Your task - Over all lines in the data below, count those holding "Storage" and give only the result.

[Opening Exercise material section]

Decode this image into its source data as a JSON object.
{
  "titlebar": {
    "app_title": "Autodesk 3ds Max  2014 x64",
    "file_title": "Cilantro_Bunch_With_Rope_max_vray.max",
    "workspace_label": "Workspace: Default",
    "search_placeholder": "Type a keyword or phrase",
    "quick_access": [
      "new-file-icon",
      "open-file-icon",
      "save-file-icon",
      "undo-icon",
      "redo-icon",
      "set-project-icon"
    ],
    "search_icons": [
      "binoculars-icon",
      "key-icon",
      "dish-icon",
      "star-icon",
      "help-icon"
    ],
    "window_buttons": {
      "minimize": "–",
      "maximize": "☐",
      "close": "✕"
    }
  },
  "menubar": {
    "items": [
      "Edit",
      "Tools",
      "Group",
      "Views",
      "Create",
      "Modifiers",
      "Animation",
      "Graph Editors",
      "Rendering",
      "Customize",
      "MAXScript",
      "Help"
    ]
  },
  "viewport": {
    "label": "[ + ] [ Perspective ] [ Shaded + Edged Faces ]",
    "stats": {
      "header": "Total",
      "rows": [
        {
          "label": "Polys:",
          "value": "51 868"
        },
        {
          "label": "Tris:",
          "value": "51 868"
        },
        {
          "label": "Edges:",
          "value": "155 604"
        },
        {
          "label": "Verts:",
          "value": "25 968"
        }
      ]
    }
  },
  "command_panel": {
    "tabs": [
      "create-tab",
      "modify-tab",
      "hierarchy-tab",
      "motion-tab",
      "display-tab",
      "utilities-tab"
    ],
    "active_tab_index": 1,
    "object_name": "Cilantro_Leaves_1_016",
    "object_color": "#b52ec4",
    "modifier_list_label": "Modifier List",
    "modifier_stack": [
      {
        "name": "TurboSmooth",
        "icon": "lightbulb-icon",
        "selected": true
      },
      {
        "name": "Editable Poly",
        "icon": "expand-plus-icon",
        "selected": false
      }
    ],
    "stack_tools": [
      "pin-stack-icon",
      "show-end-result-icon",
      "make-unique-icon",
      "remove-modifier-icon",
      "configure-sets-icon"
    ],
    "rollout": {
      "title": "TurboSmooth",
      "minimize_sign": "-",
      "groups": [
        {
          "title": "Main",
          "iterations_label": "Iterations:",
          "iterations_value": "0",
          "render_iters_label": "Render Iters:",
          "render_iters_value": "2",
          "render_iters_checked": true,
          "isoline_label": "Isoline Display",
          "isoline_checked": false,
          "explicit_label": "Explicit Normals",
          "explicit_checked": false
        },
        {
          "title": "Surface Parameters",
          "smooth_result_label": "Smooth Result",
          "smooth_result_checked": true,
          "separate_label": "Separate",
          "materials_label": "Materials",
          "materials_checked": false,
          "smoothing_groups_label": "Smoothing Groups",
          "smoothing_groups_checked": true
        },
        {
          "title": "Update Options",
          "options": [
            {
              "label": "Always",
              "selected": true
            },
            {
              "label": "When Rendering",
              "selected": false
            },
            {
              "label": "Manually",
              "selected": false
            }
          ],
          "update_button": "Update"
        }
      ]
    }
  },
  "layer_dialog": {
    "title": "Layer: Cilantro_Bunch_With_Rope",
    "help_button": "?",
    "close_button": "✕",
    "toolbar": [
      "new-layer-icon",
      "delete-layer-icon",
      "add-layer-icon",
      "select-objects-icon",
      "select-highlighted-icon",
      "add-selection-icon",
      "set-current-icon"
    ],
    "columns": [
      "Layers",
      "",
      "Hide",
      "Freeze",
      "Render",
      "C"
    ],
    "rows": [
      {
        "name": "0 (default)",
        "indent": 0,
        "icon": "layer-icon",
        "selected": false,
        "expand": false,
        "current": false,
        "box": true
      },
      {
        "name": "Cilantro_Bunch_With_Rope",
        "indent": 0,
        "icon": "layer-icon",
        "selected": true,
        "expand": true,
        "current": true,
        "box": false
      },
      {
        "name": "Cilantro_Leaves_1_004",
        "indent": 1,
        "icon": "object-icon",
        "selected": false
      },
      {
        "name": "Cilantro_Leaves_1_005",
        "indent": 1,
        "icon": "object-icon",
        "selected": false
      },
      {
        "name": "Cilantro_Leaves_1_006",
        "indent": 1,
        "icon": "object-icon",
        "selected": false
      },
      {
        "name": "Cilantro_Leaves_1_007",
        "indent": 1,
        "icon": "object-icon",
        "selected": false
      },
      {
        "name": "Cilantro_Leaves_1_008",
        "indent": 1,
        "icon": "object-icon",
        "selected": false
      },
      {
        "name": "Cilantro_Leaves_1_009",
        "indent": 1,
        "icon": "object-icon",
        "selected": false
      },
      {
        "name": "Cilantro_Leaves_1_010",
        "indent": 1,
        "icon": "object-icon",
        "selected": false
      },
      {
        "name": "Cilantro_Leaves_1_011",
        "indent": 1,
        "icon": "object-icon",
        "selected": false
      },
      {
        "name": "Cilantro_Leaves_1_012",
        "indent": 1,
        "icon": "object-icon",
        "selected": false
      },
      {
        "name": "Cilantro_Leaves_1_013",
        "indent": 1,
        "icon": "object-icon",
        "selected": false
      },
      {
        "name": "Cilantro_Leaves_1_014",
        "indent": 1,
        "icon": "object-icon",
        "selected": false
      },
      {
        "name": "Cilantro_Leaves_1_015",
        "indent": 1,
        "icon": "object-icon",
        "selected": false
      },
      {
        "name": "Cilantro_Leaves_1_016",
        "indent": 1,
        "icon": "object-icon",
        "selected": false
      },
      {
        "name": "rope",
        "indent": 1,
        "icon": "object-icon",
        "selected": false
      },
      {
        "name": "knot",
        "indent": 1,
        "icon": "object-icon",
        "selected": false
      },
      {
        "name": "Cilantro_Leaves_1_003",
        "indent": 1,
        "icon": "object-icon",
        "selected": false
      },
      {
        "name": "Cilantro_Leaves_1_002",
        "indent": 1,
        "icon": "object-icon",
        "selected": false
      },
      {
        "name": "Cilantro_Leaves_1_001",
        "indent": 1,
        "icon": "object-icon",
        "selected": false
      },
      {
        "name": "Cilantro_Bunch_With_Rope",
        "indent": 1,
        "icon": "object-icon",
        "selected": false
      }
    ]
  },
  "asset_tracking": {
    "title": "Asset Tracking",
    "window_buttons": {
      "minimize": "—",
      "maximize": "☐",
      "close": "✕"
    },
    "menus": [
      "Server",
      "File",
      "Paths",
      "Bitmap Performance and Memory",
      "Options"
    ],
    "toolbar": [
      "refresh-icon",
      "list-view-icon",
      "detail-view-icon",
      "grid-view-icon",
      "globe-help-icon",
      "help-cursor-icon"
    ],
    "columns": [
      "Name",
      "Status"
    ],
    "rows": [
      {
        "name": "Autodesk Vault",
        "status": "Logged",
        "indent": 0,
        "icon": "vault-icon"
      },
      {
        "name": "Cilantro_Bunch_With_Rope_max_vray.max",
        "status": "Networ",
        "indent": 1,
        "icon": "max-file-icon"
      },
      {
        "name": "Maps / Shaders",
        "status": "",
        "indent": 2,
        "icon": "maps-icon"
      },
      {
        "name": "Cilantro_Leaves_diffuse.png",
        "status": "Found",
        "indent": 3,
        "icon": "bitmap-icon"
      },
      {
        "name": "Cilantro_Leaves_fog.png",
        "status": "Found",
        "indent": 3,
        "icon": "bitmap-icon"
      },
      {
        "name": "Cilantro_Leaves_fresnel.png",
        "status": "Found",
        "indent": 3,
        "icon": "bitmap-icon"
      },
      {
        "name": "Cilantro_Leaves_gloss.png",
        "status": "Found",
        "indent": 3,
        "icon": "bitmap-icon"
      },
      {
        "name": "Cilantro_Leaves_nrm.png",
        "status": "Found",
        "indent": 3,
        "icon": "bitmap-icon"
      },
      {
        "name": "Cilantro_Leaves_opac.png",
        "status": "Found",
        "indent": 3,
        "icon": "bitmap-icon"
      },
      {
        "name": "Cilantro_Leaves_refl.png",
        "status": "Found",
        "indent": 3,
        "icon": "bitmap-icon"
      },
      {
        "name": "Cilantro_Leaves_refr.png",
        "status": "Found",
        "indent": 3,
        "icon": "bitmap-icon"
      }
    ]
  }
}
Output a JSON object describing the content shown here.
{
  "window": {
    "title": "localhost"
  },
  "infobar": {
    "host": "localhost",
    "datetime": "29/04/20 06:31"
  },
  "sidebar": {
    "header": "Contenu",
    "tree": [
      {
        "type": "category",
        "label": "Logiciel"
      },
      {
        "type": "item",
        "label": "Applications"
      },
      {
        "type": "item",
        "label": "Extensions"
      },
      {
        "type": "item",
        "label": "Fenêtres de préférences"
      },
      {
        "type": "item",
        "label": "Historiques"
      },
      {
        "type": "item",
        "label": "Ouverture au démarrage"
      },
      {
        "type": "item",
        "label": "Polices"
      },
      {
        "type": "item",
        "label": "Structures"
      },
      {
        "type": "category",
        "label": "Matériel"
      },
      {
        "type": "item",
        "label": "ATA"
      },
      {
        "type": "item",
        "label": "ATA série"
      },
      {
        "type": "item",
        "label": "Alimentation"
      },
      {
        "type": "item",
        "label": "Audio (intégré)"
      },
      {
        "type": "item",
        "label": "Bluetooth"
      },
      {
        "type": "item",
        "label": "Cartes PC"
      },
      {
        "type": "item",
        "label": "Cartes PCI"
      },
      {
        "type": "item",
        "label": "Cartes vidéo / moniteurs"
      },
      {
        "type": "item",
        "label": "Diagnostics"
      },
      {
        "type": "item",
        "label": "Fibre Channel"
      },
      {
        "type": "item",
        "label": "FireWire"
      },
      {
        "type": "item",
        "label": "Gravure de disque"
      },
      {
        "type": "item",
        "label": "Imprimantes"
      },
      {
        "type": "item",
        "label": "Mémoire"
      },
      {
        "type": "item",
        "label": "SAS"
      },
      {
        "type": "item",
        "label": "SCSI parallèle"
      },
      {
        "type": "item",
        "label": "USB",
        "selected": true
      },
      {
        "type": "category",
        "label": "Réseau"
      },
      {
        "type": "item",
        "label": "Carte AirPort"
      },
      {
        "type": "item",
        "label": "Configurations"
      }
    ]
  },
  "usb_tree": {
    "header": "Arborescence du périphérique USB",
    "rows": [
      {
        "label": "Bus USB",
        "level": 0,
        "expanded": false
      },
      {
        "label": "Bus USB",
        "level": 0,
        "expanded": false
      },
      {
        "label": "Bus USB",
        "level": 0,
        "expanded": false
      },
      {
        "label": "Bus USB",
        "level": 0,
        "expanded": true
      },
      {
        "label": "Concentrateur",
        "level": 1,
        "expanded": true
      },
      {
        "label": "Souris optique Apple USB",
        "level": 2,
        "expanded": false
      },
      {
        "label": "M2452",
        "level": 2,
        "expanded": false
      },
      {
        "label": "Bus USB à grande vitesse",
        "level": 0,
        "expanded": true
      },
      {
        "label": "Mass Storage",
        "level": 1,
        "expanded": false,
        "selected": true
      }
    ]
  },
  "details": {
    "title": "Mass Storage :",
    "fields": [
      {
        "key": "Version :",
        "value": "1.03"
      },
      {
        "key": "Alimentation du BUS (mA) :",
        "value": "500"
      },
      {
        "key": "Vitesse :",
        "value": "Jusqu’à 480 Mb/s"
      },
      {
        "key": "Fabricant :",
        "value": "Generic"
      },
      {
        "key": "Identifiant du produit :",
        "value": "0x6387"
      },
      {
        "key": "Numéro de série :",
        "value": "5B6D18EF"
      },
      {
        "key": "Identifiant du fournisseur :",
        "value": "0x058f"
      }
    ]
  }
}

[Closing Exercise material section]

The completed task - 2